5 (LAH) – Demanding a 25 per cent increase in wages, more than 50 weavers and spinners employed at the Golden State Woolen Mills, Long Beach, were on strike today. Officials of the company refused to grant their demands, it was reported. The mills are engaged in government work exclusively.

6 (LAH) – 500 homes for shipbuilders in San Pedro and Wilmington, and the same number for Long Beach is requested. The need for these homes for ship workers was revealed by the canvass of housing officials. The work of building was stopped at both harbor sections weeks ago, after the order of the war industries board was issued prohibiting any building except for necessary war industries or repairs.

7 (LAH) – All of America is celebrating with rumors the war has ended. At Long Beach city the women tore their hair and became hysterical. One or two rolled and jumped on the beach like little children obsessed with excitement and exaltation. In the flash of the reported news the depression and tragedy brought by the Great War collapsed. Drooping shoulders straightened; strained, pale faces brightened into highest enthusiasm; voices that had been trembling shouted huzzahs and prayers of thanksgiving in clarion tones.

17 (DT) – Closing ban due to the flu is only partially lifted: theaters, churches and other places opening, children under 16 barred – schools remain closed.

23 (DT) – Ban entirely lifted after 6 p.m.

December

8 (DT) – Victory Day celebration draws an immense crowd.

9 (DT) – Schools open.

13 (DT) – Quarantine ordinance a drastic measure: failure to report cases of influenza and pneumonia made a misdemeanor.

17 (DT) – City considering annexing Signal Hill and Los Cerritos.

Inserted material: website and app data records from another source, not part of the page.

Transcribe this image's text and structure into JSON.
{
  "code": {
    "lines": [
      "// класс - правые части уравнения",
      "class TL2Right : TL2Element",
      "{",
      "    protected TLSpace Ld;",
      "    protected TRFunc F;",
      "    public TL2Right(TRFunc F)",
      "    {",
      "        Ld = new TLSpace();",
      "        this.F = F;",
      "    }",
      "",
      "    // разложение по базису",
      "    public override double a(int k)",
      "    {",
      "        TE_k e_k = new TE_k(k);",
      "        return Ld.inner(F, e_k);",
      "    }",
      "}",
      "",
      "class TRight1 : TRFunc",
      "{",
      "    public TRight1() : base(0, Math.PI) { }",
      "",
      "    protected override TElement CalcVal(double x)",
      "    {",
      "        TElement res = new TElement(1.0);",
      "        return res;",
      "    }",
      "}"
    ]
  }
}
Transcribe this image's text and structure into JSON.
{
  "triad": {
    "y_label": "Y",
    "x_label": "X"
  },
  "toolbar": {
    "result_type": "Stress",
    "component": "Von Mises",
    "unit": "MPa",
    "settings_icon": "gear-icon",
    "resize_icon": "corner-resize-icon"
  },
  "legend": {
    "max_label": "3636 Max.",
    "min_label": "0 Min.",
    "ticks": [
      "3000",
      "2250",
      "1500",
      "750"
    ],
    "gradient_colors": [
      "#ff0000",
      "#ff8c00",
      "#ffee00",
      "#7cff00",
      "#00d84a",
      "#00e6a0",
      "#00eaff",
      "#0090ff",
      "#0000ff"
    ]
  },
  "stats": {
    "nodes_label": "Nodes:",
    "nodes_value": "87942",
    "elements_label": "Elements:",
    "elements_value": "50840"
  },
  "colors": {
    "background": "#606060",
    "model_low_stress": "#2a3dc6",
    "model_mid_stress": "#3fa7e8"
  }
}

18 (DT) – To dismiss schools only Christmas and New Year’s Day: 30 minutes added to high school day – grade school year extended two weeks.

27 (DT) – Historic American Avenue school building destroyed by fire.